• Exercise instructions
Read the listing and extract each line that includes the word "Precise".

------ Provided information

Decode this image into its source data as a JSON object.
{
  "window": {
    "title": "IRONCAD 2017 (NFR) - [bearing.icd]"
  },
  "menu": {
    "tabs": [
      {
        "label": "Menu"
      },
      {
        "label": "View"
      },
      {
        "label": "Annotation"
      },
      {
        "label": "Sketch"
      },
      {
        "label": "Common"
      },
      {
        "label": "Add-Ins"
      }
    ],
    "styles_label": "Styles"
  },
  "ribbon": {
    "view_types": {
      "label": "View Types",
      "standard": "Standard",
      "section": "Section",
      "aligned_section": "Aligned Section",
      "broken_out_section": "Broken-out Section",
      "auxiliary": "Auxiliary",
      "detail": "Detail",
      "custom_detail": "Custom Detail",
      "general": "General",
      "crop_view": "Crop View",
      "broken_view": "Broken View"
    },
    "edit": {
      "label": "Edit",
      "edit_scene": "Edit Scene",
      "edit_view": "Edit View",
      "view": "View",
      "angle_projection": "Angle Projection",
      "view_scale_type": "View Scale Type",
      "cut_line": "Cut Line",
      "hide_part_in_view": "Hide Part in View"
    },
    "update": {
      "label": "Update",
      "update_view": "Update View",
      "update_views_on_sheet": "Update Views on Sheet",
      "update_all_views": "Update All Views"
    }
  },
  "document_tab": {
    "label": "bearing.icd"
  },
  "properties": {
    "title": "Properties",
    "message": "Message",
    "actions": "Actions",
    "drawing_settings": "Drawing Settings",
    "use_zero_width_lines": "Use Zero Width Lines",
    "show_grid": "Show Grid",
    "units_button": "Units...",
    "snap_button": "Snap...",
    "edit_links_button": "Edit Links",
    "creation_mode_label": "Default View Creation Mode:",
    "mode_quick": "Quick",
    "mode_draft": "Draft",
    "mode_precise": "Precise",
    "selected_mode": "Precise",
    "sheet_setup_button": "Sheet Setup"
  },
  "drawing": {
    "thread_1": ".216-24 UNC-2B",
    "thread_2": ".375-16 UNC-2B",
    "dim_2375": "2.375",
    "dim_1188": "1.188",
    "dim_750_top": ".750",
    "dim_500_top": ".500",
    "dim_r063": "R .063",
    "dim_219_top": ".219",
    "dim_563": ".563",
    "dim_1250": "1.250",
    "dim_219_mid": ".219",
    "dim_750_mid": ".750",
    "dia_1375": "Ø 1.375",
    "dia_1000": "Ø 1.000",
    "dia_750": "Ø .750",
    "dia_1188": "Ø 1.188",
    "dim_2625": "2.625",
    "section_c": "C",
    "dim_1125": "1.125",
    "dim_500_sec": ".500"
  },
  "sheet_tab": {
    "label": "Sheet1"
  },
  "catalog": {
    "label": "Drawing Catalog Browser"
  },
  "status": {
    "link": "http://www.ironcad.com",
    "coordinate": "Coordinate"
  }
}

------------

• Answer for this exercise
    "mode_precise": "Precise",
    "selected_mode": "Precise",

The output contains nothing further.